Merga F. 2013. Evaluating risks associated with dry soil planting of sorghum [Sorghum bicolor (L.) Moench] and maize (Zea mays L.) at different depths in less predictable onset of rain in the central rift valley, Ethiopia. MSc thesis, Haramaya University, Ethiopia.

Merga F, Tesfaye K, Wortmann CS. 2014. Dry soil planting of sorghum for Vertisols of Ethiopia. Agron. J. 106, 469–474.

Mitiku H, Kidane G. 1994. Soil and water conservation in the semi-arid areas of Ethiopia. pp. 62-68. Proceeding of the First National Workshop on Dryland Farming Research in Ethiopia. Nazret, Ethiopia, 26-28 November, Institute of Agricultural Research.

Raman CVR. 1974. Analysis of commencement of monsoon rains over Maharashtra State for agricultural planning. Scientific Report 216, India Meteorological Department, Poona.

Rosell S. 2011. Regional perspective on rainfall change and variability in the central highlands of Ethiopia, 1978–2007. Appli. Geogr. 31, 329–338.

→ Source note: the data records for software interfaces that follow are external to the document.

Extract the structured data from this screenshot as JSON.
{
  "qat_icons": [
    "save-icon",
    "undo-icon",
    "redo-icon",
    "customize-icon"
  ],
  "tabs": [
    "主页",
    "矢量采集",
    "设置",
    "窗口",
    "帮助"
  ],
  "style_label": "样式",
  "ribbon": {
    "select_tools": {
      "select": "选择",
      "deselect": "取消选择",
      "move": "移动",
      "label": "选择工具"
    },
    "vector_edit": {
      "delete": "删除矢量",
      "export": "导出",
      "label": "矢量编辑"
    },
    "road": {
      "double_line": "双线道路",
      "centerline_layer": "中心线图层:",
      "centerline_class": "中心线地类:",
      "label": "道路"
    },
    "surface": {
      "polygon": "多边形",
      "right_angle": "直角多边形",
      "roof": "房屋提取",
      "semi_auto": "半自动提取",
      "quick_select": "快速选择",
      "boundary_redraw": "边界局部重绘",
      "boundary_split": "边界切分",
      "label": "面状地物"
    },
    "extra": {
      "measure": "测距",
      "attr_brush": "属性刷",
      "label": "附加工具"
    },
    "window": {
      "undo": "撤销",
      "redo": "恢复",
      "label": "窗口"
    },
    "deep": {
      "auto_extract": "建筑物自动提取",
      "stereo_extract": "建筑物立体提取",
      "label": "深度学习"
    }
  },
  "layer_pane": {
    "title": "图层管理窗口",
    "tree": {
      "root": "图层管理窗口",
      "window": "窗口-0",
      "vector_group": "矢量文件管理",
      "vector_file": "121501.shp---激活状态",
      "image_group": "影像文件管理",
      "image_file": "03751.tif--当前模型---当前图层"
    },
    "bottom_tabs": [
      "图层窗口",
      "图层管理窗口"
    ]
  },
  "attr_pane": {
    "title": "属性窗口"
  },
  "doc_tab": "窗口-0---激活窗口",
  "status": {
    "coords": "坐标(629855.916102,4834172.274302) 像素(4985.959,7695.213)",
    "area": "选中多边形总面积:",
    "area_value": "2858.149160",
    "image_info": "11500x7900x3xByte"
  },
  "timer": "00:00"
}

Seleshi Y, Zanke U. 2004. Recent changes in rainfall and rainy days in Ethiopia. Int. J. Climatol. 24, 973–983.

Stewart JI. 1991. Principles and performance of response farming. Pp 361-382. In Muchawo, R.C. and Bellamy, J.A. (ed) Proc. Internat. Symp. on Climatic Risk in Crop Production: Models and Management for the Semi-Arid Tropics and Sub-Tropics. CSIRO, Brisbane, Australia, 2-6 July, 1990.

Stewart JI, Faught WA. 1984. Response farming of maize and beans at Katumani, Machakos District, Kenya: Recommendations, yield expectations and economic benefits. E. Afr. Agric. For. J. 44, 29-51.

Tukey JW. 1977. Exploratory Data Analysis. Reading, MA: Addison-Wesley.

Van de Steeg J, Herrero M, Kinyangi J, Thornton PK, Rao KPC, Stern R,Cooper P. 2009. The Influence of Climate Variability and Climate Change on the Agricultural Sector in East and Central Africa: Sensitizing the ASARECA Strategic Plan to Climate Change. Nairobi, Kenya: International Livestock Research Institute.

Vergni L, Todisco F. 2011. Spatio-temporal variability of precipitation, temperature and agricultural drought indices in central Italy. Agric. For. Meteorol. 151, 301–313.

Vermeulen SJ, Challinor AJ, Thornton PK, Campbell BM, Eriyagama N, Vervoort JM, Kinyangi J, Jarvis A, Laderach P, Ramirez-Villegas J. 2013. Addressing uncertainty in adaptation planning for agriculture. Proc. Nat. Acad. Sci. 110, 8357-8362.